Officials: Stay off the levee
Published 12:00 am Thursday, March 4, 2010
VIDALIA — Wet or dry, but especially when wet, stay off the levee.
That’s the message officials with the Louisiana Fifth Levee District want to get out.
“The levees are in good shape, the Mississippi River has been on the drop, but our main problem is getting people to stay off of them, to keep them from rutting them up,” said Barry Maxwell, a Fifth District Levee Board member who lives in Ferriday.
The Mississippi River reached 49.1 feet in mid-February — flood stage at Natchez is 48 feet — and is currently falling, predicted to continue a downward trend.

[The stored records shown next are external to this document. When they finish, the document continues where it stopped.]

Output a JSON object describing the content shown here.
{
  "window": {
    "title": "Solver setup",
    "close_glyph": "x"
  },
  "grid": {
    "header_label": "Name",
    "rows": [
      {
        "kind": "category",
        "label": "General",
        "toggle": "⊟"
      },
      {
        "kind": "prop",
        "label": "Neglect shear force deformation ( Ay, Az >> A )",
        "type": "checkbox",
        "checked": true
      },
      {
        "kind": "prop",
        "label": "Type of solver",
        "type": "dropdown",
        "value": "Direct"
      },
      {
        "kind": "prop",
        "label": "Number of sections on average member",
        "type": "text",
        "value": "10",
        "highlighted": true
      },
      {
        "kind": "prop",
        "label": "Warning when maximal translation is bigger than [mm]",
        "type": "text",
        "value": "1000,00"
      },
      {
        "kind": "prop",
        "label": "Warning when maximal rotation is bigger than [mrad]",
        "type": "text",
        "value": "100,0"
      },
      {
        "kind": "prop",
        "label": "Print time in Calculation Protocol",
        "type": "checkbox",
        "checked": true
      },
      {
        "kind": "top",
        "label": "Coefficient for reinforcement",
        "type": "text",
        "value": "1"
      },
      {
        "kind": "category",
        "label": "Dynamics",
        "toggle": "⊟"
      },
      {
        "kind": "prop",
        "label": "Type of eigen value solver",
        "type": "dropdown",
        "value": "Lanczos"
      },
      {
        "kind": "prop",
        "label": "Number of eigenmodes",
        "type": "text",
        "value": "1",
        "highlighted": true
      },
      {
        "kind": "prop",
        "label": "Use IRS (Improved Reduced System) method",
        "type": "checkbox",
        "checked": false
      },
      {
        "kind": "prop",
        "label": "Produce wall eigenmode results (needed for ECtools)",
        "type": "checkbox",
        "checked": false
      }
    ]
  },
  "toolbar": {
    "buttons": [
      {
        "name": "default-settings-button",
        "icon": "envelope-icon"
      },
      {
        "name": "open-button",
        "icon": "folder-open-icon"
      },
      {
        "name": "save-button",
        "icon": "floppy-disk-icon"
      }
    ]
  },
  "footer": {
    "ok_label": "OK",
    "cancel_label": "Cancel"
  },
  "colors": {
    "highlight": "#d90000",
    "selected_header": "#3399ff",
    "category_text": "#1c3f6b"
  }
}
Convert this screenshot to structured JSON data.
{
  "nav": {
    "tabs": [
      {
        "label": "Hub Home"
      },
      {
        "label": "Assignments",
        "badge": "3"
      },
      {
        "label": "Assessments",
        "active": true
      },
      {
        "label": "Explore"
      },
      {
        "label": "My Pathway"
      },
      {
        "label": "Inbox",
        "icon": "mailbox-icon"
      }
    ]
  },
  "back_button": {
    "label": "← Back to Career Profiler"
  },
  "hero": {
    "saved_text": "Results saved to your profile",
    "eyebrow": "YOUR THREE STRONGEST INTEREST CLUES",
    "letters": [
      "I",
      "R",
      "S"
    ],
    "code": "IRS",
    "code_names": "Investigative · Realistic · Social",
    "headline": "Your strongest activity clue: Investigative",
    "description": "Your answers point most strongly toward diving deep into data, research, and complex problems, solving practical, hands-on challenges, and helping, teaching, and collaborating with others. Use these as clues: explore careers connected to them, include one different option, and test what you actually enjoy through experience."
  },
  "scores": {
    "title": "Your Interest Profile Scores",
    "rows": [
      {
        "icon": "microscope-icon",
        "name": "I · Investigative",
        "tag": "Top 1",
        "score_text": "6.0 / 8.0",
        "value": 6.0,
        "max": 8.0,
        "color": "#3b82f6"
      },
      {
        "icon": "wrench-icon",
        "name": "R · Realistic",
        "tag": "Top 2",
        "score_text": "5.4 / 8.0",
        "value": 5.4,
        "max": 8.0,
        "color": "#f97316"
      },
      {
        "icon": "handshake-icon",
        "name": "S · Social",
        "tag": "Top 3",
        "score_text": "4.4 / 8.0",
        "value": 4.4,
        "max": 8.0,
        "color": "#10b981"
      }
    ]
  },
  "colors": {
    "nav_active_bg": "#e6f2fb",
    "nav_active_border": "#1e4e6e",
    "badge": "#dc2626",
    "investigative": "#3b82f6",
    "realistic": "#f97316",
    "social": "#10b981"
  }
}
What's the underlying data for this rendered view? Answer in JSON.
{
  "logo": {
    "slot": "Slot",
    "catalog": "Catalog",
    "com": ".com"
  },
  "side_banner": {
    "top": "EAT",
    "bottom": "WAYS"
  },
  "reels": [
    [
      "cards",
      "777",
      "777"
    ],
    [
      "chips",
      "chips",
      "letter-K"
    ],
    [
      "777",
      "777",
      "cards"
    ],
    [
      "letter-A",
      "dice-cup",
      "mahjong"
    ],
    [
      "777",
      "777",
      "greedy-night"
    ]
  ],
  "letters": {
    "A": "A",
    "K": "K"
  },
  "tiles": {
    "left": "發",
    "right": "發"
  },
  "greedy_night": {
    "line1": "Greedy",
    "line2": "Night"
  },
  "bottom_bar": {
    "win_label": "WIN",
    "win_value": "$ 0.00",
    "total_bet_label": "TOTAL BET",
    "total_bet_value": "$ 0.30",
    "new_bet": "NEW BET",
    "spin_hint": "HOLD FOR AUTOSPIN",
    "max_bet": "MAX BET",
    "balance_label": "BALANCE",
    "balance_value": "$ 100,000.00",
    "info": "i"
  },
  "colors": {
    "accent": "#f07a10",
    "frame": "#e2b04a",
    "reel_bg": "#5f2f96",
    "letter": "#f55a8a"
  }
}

It is expected to stand at 41 feet this morning.
“We are thankful the river is falling like it is, and it continues to fall, but we are yet to see the spring rains,” Fifth Levee District President Reynold Minsky said.
“With the height of the river today, it wouldn’t take one good six-inch rain in the Ohio River Valley and we would be in the high 40s.”
And that’s why it’s important to stay off of the levees, said Scott Tiffee, a levee district board member from Monterey.
“Any kind of activity up and down the levees, four-wheelers or anything that would cut ruts, any four-wheel drives, any kind of destruction of the levee is illegal,” Tiffee said.
Anyone using the levees should stay to the areas that are graveled, and Minsky said that heavy truck operators — oil trucks, log trucks, even trucks hauling produce — have to have a bond to operate on the levees at all.
“If they damage the levee and don’t have a bond, you can bet your life there is a fine,” Minsky said. “They are not going to let it go easy.”
Rutting the levees not only make it hard for the levee district to continue surveying the levees during high water, but Minsky said they can actually harm the structural quality of the levees.
“Every time someone drives a four-wheel drive vehicle and ruts (the levee) up, every time it rains it can erode the levee,” Maxwell said. “It’s an ongoing problem, whether the river is up or the river is down.”
Minsky said that the fine for levee damage is whatever it costs to repair the levee, and that one man last year spent time in jail because he wasn’t able to pay the $3,500 fine.
Anyone who sees someone damaging the levee can report them, Minsky said.
“I don’t need anybody to go to court, all I need is a license plate number,” he said.
“We don’t want to fine anybody, and we don’t want to repair any damages.”
The message is really just to use your brain before going offroad on a levee, Tiffee said.
“The levees are protecting everybody in here, so (people) should just use common sense about what they are doing,” he said.